An unrestrained dog will turn into a powerful projectile in a car accident. A 60 lbs. dog in a 40 mph collision will have the crash force of more than 4,000 lbs. The best case scenario is your dog being ejected through the windshield, with dire consequences as you can imagine. I say best case scenario because that canine projectile has a good chance of impacting any passenger in the car with the same force of 4,000 pounds. No need to explain further, but what safety measures are available?

Popular mesh or metal wire barriers between front and back seats, or between passenger compartment and cargo hold prevent your dog from climbing in your lap and spoiling your view of the road, which is better than nothing, but they don’t offer much protection for people or dogs in an accident. Look at the barrier if you have one and imagine a 4,000-pound force. Correct, a simple barrier won’t stop your dog from becoming a deadly projectile in the event of a crash.

A loose crate with the dog inside is somewhat better for the dog but may still portend a terrible outcome for human passengers, because an unsecured crate also turns into a powerful force during a crash.

Buckled in harnesses are a better option, but they still leave some things to be desired and many dogs are more at ease traveling in crates. Let’s say the dog is wearing a harness that is attached to the seat or the kind that is an extension of the car’s safety belts like in the picture. The harness wraps around the dog’s chest and forelegs, with a loop on the back for use with the car’s seatbelt. However, they still leave room for the dog to move around and continue whiplashing if the car stops suddenly.

Crates, originally developed for air travel, have long been used for safety in cars, and they’re still one of the best options for your dogs. In our opinion, a sturdy crate that is attached to the car is the safest option, because even though the dog is not restrained, there is relatively little room to move during impact and the crash force has a better chance of being spread evenly throughout the body. Get the sturdiest crate you can, like the one in the picture. Place it in the car with the long side against the seat back, then secure it with wide, heavy-duty luggage straps.

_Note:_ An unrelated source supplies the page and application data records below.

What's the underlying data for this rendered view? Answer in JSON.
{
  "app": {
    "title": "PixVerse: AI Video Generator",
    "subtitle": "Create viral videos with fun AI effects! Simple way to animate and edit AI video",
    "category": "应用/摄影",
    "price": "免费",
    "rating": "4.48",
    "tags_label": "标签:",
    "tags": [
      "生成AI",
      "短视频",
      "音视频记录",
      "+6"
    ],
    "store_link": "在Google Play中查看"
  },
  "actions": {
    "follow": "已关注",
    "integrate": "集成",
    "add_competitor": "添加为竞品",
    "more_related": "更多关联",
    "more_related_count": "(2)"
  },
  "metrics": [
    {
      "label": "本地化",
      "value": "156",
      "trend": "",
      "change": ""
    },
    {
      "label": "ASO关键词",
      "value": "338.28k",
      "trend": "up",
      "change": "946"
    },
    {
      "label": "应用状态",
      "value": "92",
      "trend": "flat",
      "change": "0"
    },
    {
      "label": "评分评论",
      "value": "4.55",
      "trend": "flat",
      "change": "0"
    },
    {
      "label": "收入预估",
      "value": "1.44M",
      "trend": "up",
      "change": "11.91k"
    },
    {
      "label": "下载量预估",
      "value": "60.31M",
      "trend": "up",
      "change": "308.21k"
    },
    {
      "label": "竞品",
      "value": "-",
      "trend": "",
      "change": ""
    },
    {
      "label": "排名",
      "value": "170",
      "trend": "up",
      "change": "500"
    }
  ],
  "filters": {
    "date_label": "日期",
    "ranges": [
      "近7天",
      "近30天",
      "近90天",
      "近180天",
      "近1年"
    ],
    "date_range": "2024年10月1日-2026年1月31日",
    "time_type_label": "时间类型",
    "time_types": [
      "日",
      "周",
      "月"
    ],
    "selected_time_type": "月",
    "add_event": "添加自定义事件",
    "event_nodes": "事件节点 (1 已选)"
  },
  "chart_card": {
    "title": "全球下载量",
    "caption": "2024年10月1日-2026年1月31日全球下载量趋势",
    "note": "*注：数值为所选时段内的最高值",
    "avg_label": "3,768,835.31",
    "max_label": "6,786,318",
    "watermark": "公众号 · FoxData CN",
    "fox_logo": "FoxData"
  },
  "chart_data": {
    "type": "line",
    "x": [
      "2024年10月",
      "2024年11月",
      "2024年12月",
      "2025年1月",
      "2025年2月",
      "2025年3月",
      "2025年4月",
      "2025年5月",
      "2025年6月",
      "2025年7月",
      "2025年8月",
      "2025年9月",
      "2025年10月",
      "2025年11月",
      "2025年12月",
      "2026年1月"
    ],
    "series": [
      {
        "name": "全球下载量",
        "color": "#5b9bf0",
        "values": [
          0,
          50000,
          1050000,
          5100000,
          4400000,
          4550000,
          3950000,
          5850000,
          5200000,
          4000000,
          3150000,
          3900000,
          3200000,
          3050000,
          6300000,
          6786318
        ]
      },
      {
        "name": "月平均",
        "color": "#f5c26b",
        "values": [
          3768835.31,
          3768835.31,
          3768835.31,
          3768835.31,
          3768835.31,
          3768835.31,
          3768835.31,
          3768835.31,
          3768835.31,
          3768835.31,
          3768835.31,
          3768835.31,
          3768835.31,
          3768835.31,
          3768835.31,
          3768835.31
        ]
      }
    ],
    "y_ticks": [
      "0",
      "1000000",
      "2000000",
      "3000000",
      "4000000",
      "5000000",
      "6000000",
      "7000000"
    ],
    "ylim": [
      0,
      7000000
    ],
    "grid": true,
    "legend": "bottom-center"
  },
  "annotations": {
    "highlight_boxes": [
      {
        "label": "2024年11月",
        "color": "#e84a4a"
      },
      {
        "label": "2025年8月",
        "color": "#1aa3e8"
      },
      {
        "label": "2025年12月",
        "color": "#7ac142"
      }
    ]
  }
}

You can’t guarantee that you won’t be in an accident, but you can reduce the risk of serious harm by not letting your dog ride loose.